Designing a Kids’ Bedroom That Can Grow with Your Children
When your children are ready to have their own private retreat at home, it is important that you provide them with a space they can truly call their own. While you might want to come up with a space featuring their favourite cartoon characters or perhaps a floral motif that reflects their jovial nature, consider that these designs are far from timeless. Your kids can outgrow them and eventually lose interest on what you have conceptualised. When that happens, you have no choice but to carry out a design overhaul that can be both expensive and time consuming.
In order to prevent these things from happening, below are some tips you can follow to decorate a kids’ bedroom that promises playfulness minus the childish overtone.
Coordinating Colour Schemes
One of the proven ways to make a lasting kids’ bedroom design is to pick a two- or three-hues color scheme and stick with it. At the most, you need to choose tones that blend well with each other, can satisfy your kids’ thirst for colors but will not make an environment that would repel you from entering. Reserve the subtle colors for the walls as well as for big pieces, while the brighter ones are better used for smaller accents inside the bedroom.
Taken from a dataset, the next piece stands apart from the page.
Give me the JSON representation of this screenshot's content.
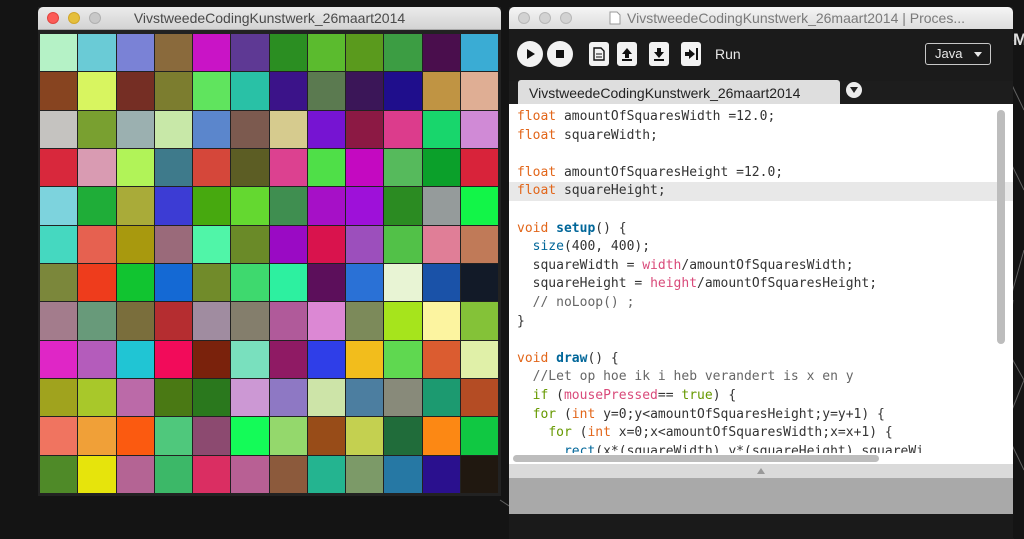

Choosing the Right Furniture
The biggest chunk of your decorating budget is likely to go to your kids’ furniture. Hence, when choosing the pieces, you would want to opt for items that can grow with your kids. For instance, you can pick trundles and bunks that they can use for several years. These are also good investments since they would also provide space for occasional sleepover guests.
Storage pieces are also critical to making your kids’ bedroom functional and they should not be overlooked when designing their room. It would be wise to devote a corner or a part of a wall for a book storage. A chest of drawers would also be a great addition as it can hold other items such as art supplies and other stuff your children frequently use. Nightstands, especially those fitted with drawers are useful as bedside storage that can keep lamps, clocks and other personal items at bay.
When using furniture inside your kids’ bedroom, you can consider mixing different types and sizes, as doing so will lend a sense of identity and ownership to the space.
Use Efficient Lighting
Your kids bedroom should have efficient light sources, especially if it doubles as a study and play area for them. At the most, you should incorporate both ambient and task lighting to allow for better illumination and functionality. Ambient lighting will serve as the general illumination that will fill the entire room with sufficient amount of light. You can opt for a fixture that you can hang at the center of the ceiling. On the other hand, the task lighting can be used to brighten up a specific area. Good examples of which include small lamps that you can place on their bedsides for nighttime reading.
Cover the Floor
You can also make the floor a major design element inside your kids’ bedroom by covering it. For instance, you can place a broadloom near their beds, allowing them to crawl on the floor when they play. You can also opt to divide the floor into wet and dry sides to accommodate different activities. You can consider using linoleum or vinyl tiles that come in sheets for the wet side, where your kids can paint. Then for the dry side, you can add a rug, which will allow your kids to do puzzles and other games.
If the windows of your kids’ bedroom are not utilised, see if they can accommodate a window seat. This is a great way to make use of every space available inside the room to offer your child a pleasant nook to read and play. You can have the window seat custom built or you can use a big flat trunk and top it off with pillows.
Accessorise Using Your Kids’ Stuff
Your can use your kids’ toys as decorative elements in their bedroom since they are colorful and they come in different sizes. Simply choose pieces that go well with the design scheme of the bedroom and arrange them properly in one of the storage spaces.